Ofegus Theatre’s Daylight Robbery at Smock Alley Theatre is one such show. It isn’t the usual damsels in distress marrying princes though. As well as witches and villains there are karate-chopping fairies and high-fiving spies.
Set in the kingdom of Enchantasia, the title hints at the fact that the sun has been stolen. It’s up to Wendy Witch (the effervescent Niamh Hogan) and her motley royal crew to venture through the Ferocious Forest to Earthcrux. Here they will face the terrifying Empress Incandescence (a convincing Emily Elphinstone), her minions and Wendy’s evil sister Wily Witch.
The brick walled space with balconies and arched windows lends itself perfectly to a fairy-tale production. There are no special effects and the scene changes are indicated simply by a swathe of gold fabric, or fairy lights. Most actors play two characters seamlessly. In fact, my kids wanted to know where everyone was for the final bow and couldn’t believe they were doubling up. They mightn’t be very bright though.
The highlight is undoubtedly Fairy Christmas (the fantastic, show-stealing Amy Flood) wiping out the minions with her high kicks and punches, all the time denouncing violence. There’s something for everyone, with hints of the ass-kicking fairy in Scrooged, Harry Potter spells, Hogan’s perfect Chitty Chitty Bang Bang clockwork doll and even Lord of the Rings when Incandescent says she will summon her orc and goblin armies. It is a refreshingly original show though and Leslie Lalor’s tight direction and clever script are complimented by the music, lighting and beautiful costumes.
Special kudos to Stephen Gorman who was so charismatic in the potentially dry role of General Strike . Liam McCarthy was hamtastic as the Prince/Duke and Sinead Heavin (Wily Witch) and Niall Bruton (General Amnesty) were effortlessly cool. Esther Seuss made the most of the watery Princess.

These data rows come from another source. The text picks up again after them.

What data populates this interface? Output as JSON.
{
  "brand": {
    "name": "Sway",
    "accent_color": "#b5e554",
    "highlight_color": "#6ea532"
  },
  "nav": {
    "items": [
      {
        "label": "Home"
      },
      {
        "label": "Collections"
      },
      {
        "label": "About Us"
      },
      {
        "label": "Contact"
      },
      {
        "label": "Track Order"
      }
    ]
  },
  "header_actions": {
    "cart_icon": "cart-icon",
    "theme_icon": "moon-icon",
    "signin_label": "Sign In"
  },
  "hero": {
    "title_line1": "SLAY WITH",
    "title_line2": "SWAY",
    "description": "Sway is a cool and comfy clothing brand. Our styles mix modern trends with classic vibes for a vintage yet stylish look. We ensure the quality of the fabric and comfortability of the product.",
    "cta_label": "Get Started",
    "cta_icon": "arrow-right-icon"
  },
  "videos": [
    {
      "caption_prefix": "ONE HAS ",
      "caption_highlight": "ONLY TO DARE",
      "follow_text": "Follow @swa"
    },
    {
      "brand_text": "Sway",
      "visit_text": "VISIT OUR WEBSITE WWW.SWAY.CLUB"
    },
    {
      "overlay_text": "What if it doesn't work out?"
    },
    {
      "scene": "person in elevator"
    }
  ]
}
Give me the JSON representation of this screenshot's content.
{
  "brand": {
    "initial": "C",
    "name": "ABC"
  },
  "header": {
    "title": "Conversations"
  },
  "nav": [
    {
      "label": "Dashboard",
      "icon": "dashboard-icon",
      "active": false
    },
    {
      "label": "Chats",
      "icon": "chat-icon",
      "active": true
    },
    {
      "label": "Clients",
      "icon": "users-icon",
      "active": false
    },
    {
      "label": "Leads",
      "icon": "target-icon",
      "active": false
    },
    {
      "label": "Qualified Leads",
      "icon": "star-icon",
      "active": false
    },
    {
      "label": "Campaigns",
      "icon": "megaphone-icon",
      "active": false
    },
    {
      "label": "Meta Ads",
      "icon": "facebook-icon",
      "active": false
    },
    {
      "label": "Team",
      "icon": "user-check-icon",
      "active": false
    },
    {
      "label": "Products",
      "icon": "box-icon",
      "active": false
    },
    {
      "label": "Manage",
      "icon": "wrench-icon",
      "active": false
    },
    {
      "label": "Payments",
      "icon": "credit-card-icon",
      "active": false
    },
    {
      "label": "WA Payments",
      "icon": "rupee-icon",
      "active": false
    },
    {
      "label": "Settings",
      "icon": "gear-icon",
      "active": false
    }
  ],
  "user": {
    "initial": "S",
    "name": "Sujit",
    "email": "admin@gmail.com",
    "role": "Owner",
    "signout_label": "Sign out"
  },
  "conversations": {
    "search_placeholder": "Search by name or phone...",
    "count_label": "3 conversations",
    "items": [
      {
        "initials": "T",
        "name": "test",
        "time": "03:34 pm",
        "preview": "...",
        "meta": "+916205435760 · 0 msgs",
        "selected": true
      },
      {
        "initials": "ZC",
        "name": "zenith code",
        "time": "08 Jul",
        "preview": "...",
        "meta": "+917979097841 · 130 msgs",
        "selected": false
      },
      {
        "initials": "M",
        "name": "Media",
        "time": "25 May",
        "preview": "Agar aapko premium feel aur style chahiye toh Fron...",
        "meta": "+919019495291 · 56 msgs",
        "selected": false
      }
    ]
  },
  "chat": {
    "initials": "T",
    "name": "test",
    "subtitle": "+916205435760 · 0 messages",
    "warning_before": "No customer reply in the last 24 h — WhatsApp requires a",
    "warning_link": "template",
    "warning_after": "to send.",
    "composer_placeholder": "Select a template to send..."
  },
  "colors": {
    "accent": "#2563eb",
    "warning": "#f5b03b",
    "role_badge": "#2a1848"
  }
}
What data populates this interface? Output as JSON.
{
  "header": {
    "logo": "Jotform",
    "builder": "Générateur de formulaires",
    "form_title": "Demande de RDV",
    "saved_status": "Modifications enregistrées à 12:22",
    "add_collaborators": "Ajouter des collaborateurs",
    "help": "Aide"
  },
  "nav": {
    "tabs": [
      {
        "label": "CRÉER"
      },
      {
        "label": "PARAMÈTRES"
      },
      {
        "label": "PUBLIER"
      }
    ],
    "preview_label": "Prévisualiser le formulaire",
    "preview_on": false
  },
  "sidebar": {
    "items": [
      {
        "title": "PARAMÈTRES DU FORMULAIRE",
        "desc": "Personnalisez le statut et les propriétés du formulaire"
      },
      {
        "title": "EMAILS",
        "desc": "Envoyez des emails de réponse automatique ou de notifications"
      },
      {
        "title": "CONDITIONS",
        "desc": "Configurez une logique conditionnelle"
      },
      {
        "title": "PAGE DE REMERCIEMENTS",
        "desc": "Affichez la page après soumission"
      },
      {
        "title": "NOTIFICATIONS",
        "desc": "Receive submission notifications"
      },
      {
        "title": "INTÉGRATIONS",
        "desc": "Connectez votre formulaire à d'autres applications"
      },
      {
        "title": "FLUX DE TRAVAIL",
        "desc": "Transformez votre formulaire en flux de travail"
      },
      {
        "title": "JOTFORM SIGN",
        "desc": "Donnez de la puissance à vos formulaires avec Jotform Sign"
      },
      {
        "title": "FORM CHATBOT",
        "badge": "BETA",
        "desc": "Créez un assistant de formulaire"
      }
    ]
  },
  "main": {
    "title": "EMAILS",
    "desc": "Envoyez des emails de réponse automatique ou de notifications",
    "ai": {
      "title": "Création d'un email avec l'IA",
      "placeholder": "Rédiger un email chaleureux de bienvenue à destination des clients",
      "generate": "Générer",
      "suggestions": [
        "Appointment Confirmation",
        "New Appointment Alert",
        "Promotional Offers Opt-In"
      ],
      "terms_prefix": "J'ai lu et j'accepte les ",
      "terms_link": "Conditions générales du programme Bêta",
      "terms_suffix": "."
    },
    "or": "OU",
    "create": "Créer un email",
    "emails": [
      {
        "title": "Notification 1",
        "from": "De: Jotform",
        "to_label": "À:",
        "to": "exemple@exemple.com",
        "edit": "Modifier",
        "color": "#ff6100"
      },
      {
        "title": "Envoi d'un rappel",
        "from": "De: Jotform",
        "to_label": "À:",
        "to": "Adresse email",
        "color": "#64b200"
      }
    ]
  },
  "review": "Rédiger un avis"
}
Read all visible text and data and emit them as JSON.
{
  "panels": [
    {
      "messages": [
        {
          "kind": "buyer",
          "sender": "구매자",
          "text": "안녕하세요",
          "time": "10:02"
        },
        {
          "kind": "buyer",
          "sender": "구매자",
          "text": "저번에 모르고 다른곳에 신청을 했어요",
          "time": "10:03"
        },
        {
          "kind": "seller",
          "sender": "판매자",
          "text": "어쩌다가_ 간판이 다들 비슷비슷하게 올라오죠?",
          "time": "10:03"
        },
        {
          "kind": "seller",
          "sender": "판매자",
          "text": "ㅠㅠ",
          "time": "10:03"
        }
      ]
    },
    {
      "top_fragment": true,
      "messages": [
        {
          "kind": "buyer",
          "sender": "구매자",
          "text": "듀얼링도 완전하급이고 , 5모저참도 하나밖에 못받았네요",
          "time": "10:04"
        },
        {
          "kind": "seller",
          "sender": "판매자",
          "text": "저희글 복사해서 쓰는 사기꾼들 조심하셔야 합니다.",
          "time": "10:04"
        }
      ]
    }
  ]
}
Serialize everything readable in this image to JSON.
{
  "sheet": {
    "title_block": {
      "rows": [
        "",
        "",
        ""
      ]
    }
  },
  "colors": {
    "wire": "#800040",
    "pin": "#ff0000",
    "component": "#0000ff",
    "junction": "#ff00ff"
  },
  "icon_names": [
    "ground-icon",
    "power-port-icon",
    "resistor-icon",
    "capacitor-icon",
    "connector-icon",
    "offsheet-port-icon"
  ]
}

I set up a theatre company with friends many moons ago and it’s no mean feat. On the basis of this production, these young, enthusiastic performers should be commended. They’re playing a blinder on a shoestring budget with the toughest audiences around- kids.
The cast invited children up to meet them afterwards, and the Ofegus’ website – the word has no meaning – carries interviews in character. They’re very clear on what theatre should be: “A place of imagination and invention. We want our young audiences to learn to use their imaginations, broaden their horizons and believe that anything is possible.”
And the best part is, no one forces you to get up and sing Gangnam Style.
Review by Julie Melia
Adults €10 and Children/Concessions €8 to Nov 2nd